What to work on –
The number of lines below holding the string "data" is the only answer wanted.

*** Information shown Section Begins ***

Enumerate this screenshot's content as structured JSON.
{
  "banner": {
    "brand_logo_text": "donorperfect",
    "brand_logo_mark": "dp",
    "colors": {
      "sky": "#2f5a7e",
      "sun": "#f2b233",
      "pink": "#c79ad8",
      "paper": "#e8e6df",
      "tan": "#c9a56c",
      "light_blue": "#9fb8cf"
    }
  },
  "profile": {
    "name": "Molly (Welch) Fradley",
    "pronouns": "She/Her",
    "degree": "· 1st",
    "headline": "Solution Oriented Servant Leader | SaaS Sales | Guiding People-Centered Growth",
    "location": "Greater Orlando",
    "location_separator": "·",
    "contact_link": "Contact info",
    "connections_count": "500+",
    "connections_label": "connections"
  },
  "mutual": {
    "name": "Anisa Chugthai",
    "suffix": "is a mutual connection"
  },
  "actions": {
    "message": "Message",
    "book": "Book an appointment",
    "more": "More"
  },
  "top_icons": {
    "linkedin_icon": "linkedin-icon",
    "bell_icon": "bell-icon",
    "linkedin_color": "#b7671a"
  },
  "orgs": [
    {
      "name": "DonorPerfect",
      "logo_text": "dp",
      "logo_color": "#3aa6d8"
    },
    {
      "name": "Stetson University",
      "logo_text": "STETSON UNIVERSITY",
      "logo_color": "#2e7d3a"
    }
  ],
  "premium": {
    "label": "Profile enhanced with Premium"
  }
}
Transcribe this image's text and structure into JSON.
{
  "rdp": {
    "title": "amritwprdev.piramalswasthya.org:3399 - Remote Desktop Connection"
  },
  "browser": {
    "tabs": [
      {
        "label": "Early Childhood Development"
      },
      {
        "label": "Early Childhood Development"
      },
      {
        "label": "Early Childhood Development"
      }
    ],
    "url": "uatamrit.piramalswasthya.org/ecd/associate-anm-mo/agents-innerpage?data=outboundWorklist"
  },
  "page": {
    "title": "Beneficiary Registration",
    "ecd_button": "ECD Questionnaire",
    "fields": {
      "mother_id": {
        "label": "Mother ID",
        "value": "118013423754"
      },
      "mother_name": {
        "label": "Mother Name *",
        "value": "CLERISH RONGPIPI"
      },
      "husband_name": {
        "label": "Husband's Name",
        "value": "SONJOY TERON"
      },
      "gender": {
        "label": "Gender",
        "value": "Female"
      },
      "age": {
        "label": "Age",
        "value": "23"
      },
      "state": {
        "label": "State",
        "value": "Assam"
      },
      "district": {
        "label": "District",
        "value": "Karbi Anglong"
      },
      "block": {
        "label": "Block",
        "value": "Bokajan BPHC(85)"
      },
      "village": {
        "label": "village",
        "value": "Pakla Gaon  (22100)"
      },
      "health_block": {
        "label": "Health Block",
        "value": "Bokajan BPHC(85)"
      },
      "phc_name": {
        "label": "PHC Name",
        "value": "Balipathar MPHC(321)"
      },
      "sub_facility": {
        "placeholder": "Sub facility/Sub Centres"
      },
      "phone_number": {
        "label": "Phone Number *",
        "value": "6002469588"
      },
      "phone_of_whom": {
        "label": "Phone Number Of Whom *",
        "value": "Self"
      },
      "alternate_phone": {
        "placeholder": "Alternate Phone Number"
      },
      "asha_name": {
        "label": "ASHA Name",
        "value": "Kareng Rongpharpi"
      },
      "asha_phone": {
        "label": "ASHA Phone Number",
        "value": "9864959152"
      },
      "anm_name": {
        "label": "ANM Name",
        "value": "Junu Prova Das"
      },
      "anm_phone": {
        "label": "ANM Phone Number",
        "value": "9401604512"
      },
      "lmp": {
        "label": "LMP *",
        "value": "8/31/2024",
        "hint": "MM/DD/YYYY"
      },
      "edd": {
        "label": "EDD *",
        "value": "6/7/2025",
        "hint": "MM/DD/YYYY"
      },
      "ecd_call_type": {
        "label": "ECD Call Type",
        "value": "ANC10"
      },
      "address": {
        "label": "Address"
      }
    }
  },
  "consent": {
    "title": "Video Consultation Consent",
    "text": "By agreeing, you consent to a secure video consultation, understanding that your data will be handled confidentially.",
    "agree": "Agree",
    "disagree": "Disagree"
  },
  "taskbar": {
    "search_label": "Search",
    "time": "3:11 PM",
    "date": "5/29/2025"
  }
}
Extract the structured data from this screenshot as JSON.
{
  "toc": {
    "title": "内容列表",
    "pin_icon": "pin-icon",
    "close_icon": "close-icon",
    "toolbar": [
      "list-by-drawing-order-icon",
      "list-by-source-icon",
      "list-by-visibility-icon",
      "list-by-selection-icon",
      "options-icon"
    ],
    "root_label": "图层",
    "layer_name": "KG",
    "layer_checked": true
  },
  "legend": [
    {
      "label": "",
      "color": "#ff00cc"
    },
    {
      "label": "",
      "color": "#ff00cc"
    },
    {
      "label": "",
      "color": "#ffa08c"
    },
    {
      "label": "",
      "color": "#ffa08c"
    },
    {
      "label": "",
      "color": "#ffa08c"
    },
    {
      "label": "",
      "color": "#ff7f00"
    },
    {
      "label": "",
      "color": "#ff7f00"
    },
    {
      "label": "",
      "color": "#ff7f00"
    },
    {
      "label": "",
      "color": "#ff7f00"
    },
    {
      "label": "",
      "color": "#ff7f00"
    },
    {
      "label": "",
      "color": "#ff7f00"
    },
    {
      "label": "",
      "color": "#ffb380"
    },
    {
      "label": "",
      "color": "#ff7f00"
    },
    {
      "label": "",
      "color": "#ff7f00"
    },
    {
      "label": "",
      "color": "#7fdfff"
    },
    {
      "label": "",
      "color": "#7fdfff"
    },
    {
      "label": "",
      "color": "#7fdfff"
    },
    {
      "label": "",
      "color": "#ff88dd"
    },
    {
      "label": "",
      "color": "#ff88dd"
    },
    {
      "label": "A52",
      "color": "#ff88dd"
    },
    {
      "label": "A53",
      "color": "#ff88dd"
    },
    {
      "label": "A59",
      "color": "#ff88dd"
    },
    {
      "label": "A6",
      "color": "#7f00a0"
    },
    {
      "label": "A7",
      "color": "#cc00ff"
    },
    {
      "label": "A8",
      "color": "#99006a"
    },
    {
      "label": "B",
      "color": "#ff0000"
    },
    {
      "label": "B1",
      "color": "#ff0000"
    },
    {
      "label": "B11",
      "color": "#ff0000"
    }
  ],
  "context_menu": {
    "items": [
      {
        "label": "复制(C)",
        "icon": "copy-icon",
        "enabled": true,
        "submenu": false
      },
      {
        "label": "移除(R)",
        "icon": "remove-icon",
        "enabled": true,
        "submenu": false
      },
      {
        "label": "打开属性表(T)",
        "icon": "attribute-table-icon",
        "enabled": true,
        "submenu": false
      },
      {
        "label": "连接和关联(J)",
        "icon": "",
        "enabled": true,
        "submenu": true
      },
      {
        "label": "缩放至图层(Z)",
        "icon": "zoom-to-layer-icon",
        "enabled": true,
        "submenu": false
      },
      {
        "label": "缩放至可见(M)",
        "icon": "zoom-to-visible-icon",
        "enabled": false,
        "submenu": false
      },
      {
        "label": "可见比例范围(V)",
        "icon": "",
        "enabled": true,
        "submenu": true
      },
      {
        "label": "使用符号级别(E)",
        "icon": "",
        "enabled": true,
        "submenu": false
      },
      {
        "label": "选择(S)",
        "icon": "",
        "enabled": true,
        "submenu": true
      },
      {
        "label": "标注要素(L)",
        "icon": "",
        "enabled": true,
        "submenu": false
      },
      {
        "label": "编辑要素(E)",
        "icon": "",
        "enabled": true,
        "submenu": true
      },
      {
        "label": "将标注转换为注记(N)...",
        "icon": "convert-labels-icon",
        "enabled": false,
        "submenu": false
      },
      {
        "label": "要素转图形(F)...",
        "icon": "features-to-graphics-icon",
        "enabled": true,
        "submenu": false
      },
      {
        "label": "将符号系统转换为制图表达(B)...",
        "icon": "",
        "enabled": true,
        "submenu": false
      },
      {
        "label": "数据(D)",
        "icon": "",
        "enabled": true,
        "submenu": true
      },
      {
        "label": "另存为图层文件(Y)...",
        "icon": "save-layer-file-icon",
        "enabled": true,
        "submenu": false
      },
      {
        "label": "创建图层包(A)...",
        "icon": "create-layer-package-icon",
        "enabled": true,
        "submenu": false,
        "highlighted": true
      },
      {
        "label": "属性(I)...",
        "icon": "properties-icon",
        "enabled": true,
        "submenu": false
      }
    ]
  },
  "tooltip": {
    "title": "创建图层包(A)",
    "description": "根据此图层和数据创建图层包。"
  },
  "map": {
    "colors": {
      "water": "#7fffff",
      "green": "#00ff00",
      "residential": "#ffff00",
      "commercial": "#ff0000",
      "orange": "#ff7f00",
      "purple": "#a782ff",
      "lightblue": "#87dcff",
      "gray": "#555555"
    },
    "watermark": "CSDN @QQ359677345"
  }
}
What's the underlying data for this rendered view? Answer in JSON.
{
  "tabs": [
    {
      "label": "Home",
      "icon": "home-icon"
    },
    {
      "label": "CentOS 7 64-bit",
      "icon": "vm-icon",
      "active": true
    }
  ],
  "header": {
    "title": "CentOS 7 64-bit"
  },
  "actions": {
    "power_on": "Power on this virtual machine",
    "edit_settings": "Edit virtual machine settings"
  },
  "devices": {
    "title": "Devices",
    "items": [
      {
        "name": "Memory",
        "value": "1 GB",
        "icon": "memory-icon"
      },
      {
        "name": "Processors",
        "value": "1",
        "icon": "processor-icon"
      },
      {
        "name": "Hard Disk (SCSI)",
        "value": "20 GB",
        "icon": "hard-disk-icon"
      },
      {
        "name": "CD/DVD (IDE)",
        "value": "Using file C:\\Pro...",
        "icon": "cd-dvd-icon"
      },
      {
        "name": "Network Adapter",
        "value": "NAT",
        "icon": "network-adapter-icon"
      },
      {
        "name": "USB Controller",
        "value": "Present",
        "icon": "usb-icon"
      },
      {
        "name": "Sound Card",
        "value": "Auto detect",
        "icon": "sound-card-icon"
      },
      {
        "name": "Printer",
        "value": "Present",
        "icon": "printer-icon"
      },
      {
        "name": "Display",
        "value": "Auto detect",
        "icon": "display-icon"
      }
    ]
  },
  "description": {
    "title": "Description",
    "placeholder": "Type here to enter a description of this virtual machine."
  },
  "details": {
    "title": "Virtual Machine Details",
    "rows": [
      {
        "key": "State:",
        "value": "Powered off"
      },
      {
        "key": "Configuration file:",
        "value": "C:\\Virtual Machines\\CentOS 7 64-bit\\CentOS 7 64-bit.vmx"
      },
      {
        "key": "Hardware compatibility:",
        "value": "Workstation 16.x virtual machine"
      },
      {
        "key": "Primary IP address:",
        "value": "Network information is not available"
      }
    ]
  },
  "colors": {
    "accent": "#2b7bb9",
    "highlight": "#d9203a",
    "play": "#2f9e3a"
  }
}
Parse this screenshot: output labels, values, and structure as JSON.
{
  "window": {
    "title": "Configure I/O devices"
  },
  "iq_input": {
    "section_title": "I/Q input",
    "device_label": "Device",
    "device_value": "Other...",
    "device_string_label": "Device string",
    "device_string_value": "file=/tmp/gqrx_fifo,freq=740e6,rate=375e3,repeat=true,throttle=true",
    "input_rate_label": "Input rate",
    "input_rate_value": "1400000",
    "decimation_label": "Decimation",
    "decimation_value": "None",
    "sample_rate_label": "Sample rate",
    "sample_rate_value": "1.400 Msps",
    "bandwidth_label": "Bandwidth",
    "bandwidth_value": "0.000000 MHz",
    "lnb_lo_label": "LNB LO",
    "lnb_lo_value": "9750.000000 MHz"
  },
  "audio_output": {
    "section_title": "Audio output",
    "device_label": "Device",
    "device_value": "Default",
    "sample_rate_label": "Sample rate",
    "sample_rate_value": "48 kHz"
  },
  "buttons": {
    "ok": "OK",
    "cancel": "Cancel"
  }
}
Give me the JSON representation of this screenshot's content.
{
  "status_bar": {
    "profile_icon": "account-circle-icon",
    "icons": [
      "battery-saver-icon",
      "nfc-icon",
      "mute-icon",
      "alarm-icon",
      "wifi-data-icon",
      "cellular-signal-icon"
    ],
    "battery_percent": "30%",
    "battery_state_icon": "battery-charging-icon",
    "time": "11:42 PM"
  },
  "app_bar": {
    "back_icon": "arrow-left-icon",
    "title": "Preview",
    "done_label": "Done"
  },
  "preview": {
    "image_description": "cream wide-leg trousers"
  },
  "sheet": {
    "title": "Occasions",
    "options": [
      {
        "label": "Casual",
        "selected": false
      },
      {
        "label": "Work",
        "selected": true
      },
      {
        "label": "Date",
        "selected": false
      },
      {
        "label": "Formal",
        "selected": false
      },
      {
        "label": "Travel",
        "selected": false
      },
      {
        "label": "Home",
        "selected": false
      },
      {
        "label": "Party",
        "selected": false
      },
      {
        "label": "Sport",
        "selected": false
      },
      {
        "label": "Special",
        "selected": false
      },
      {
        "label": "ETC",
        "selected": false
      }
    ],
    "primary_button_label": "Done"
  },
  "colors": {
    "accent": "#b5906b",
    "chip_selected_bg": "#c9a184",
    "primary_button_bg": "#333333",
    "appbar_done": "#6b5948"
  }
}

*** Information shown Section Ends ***

Answer space –
5